Content starts

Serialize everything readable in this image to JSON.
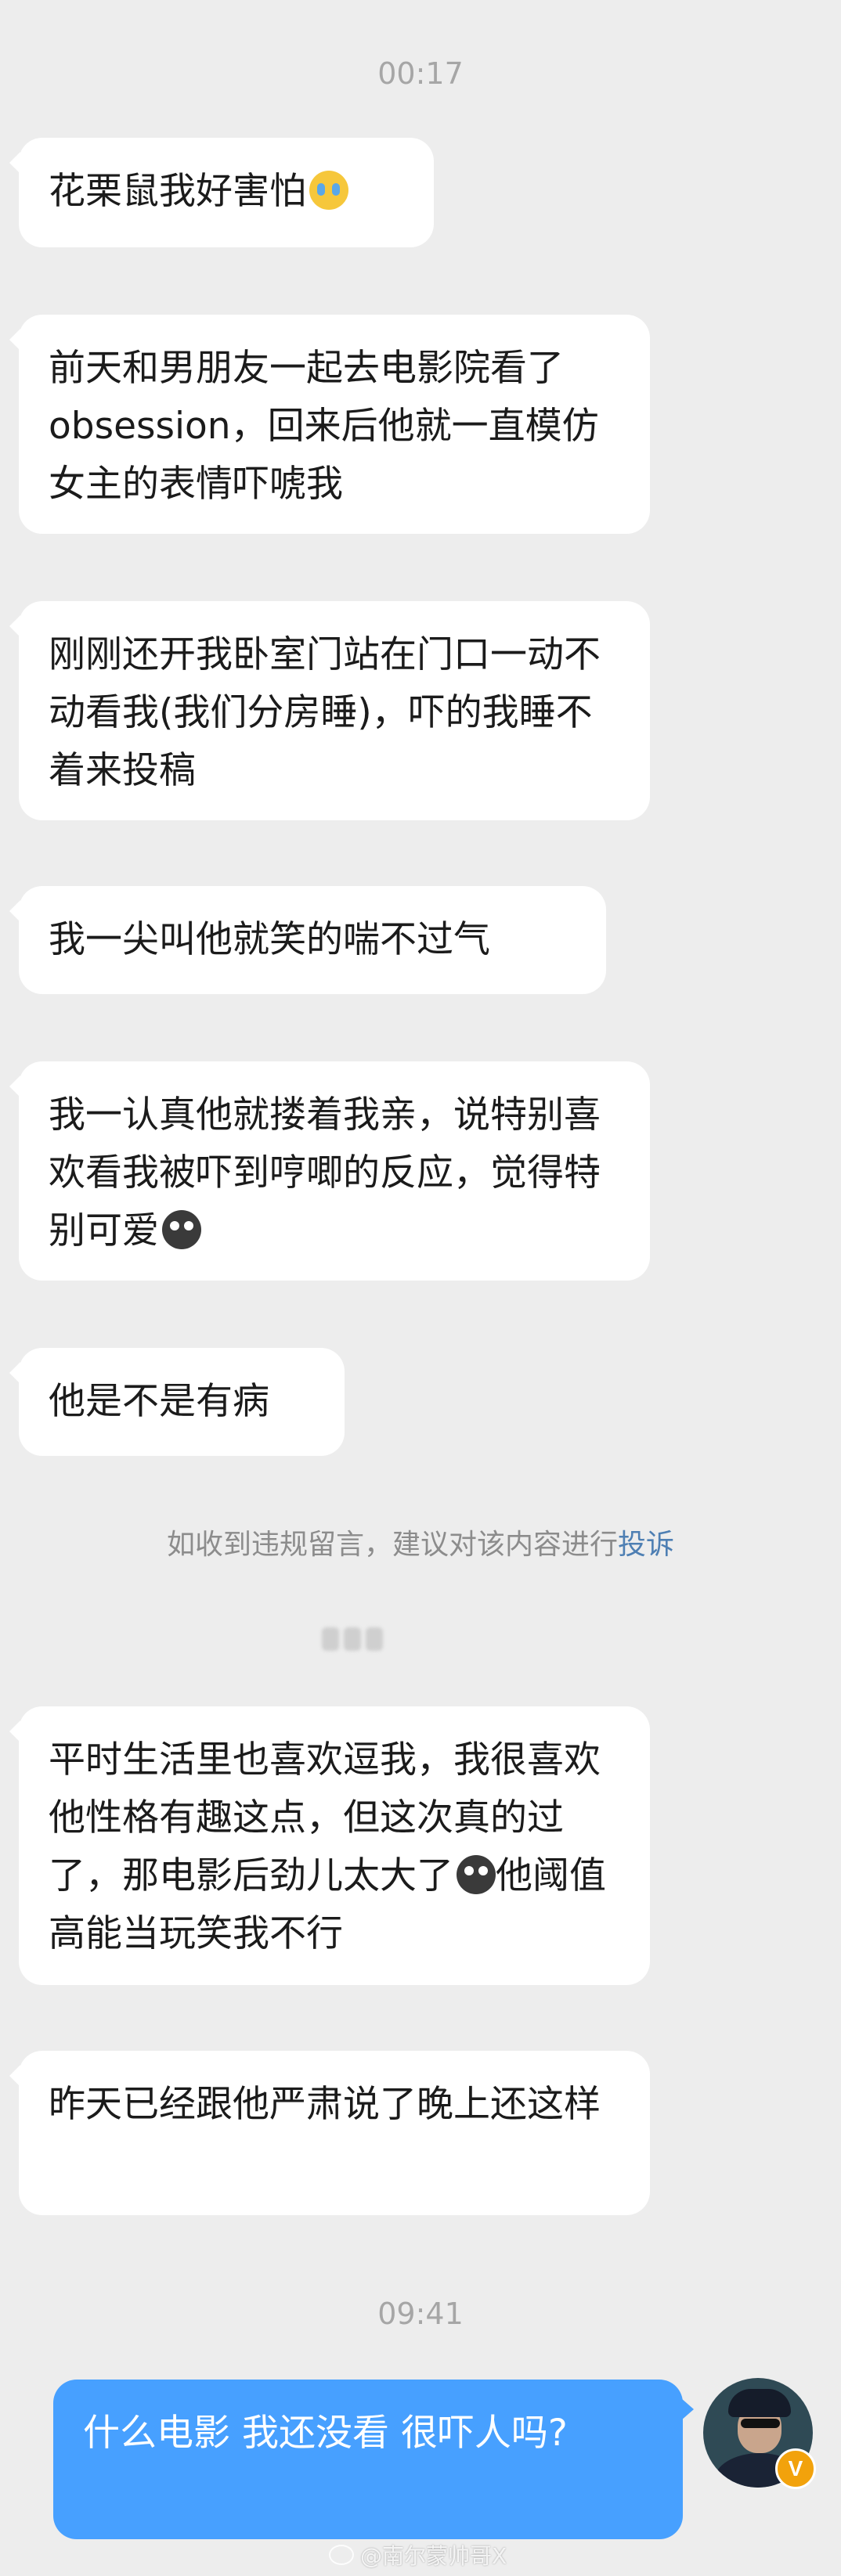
{
  "timestamps": [
    "00:17",
    "09:41"
  ],
  "messages": [
    {
      "text": "花栗鼠我好害怕",
      "emoji": "crying-face"
    },
    {
      "text": "前天和男朋友一起去电影院看了obsession，回来后他就一直模仿女主的表情吓唬我"
    },
    {
      "text": "刚刚还开我卧室门站在门口一动不动看我(我们分房睡)，吓的我睡不着来投稿"
    },
    {
      "text": "我一尖叫他就笑的喘不过气"
    },
    {
      "text_a": "我一认真他就搂着我亲，说特别喜欢看我被吓到哼唧的反应，觉得特别可爱",
      "emoji": "dark-sweat-face"
    },
    {
      "text": "他是不是有病"
    },
    {
      "text_a": "平时生活里也喜欢逗我，我很喜欢他性格有趣这点，但这次真的过了，那电影后劲儿太大了",
      "emoji": "dark-sweat-face",
      "text_b": "他阈值高能当玩笑我不行"
    },
    {
      "text": "昨天已经跟他严肃说了晚上还这样"
    }
  ],
  "system_notice": {
    "text": "如收到违规留言，建议对该内容进行",
    "link": "投诉"
  },
  "reply": {
    "text": "什么电影 我还没看 很吓人吗?"
  },
  "avatar": {
    "badge": "V",
    "icon": "police-officer-avatar"
  },
  "watermark": {
    "text": "@南尔蒙帅哥X",
    "icon": "weibo-icon"
  },
  "colors": {
    "background": "#ededed",
    "incoming_bubble": "#ffffff",
    "outgoing_bubble": "#47a0ff",
    "link": "#4e7fb3",
    "badge": "#f2a20c"
  }
}
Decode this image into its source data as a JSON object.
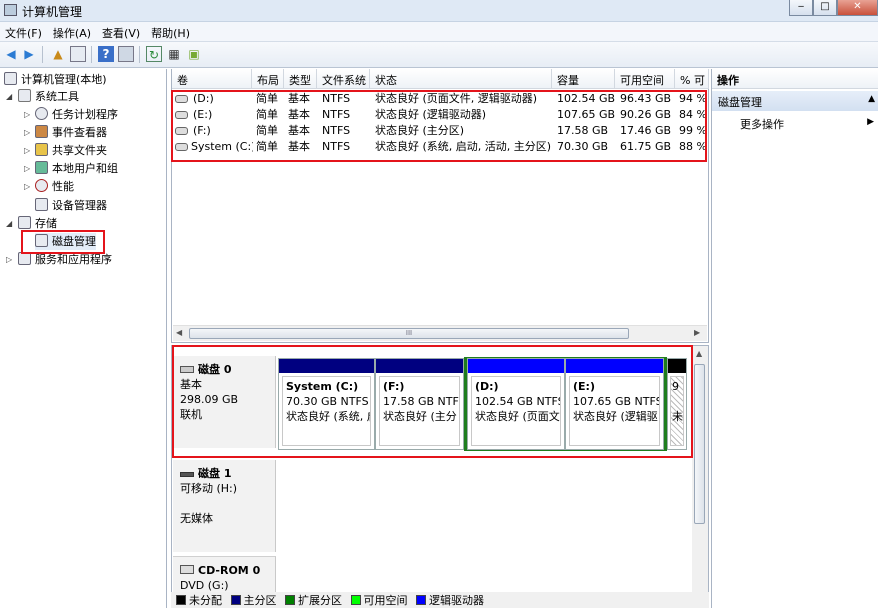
{
  "window": {
    "title": "计算机管理",
    "min": "‒",
    "max": "□",
    "close": "✕"
  },
  "menu": [
    "文件(F)",
    "操作(A)",
    "查看(V)",
    "帮助(H)"
  ],
  "tree": {
    "root": "计算机管理(本地)",
    "system_tools": "系统工具",
    "task_scheduler": "任务计划程序",
    "event_viewer": "事件查看器",
    "shared_folders": "共享文件夹",
    "local_users": "本地用户和组",
    "performance": "性能",
    "device_manager": "设备管理器",
    "storage": "存储",
    "disk_management": "磁盘管理",
    "services_apps": "服务和应用程序"
  },
  "volume_table": {
    "headers": [
      "卷",
      "布局",
      "类型",
      "文件系统",
      "状态",
      "容量",
      "可用空间",
      "% 可"
    ],
    "rows": [
      {
        "vol": "(D:)",
        "layout": "简单",
        "type": "基本",
        "fs": "NTFS",
        "status": "状态良好 (页面文件, 逻辑驱动器)",
        "cap": "102.54 GB",
        "free": "96.43 GB",
        "pct": "94 %"
      },
      {
        "vol": "(E:)",
        "layout": "简单",
        "type": "基本",
        "fs": "NTFS",
        "status": "状态良好 (逻辑驱动器)",
        "cap": "107.65 GB",
        "free": "90.26 GB",
        "pct": "84 %"
      },
      {
        "vol": "(F:)",
        "layout": "简单",
        "type": "基本",
        "fs": "NTFS",
        "status": "状态良好 (主分区)",
        "cap": "17.58 GB",
        "free": "17.46 GB",
        "pct": "99 %"
      },
      {
        "vol": "System (C:)",
        "layout": "简单",
        "type": "基本",
        "fs": "NTFS",
        "status": "状态良好 (系统, 启动, 活动, 主分区)",
        "cap": "70.30 GB",
        "free": "61.75 GB",
        "pct": "88 %"
      }
    ]
  },
  "scroll_grip": "III",
  "disks": [
    {
      "name": "磁盘 0",
      "kind": "基本",
      "size": "298.09 GB",
      "state": "联机"
    },
    {
      "name": "磁盘 1",
      "kind": "可移动 (H:)",
      "size": "",
      "state": "无媒体"
    },
    {
      "name": "CD-ROM 0",
      "kind": "DVD (G:)",
      "size": "",
      "state": ""
    }
  ],
  "partitions": [
    {
      "name": "System  (C:)",
      "size": "70.30 GB NTFS",
      "status": "状态良好 (系统, 启"
    },
    {
      "name": "(F:)",
      "size": "17.58 GB NTF",
      "status": "状态良好 (主分"
    },
    {
      "name": "(D:)",
      "size": "102.54 GB NTFS",
      "status": "状态良好 (页面文"
    },
    {
      "name": "(E:)",
      "size": "107.65 GB NTFS",
      "status": "状态良好 (逻辑驱"
    },
    {
      "name": "9",
      "size": "",
      "status": "未"
    }
  ],
  "actions": {
    "header": "操作",
    "section": "磁盘管理",
    "more": "更多操作"
  },
  "legend": [
    "未分配",
    "主分区",
    "扩展分区",
    "可用空间",
    "逻辑驱动器"
  ],
  "colors": {
    "unallocated": "#000000",
    "primary": "#000080",
    "extended": "#008000",
    "free": "#00ff00",
    "logical": "#0000ff",
    "highlight_red": "#e4141b",
    "selected_green": "#1e7d1e"
  }
}
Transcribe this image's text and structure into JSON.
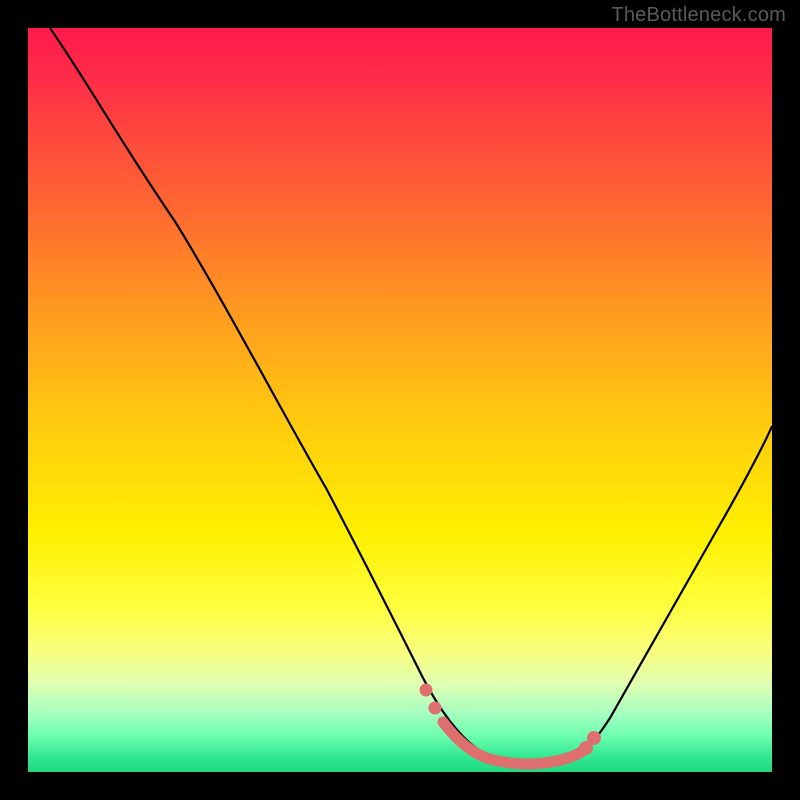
{
  "watermark": {
    "text": "TheBottleneck.com"
  },
  "gradient": {
    "top_color": "#ff1a4a",
    "mid_color": "#fff000",
    "bottom_color": "#20d880"
  },
  "chart_data": {
    "type": "line",
    "title": "",
    "xlabel": "",
    "ylabel": "",
    "xlim": [
      0,
      100
    ],
    "ylim": [
      0,
      100
    ],
    "series": [
      {
        "name": "bottleneck-curve",
        "color": "#000000",
        "x": [
          3,
          10,
          20,
          30,
          40,
          48,
          52,
          56,
          60,
          64,
          68,
          72,
          74,
          78,
          85,
          92,
          100
        ],
        "y": [
          100,
          90,
          74,
          57,
          38,
          20,
          12,
          6,
          3,
          1.5,
          1,
          1,
          1.2,
          2,
          10,
          25,
          48
        ]
      },
      {
        "name": "optimal-range-highlight",
        "color": "#e06c6c",
        "x": [
          52,
          56,
          60,
          64,
          68,
          72,
          74,
          76
        ],
        "y": [
          12,
          6,
          3,
          1.5,
          1,
          1,
          1.2,
          1.8
        ]
      }
    ],
    "highlight_markers": {
      "color": "#e06c6c",
      "points_x": [
        52,
        55,
        74,
        76
      ],
      "points_y": [
        12,
        8,
        1.2,
        1.8
      ]
    }
  }
}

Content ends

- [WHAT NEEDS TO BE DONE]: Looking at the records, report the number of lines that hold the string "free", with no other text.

- [RESULT]: 5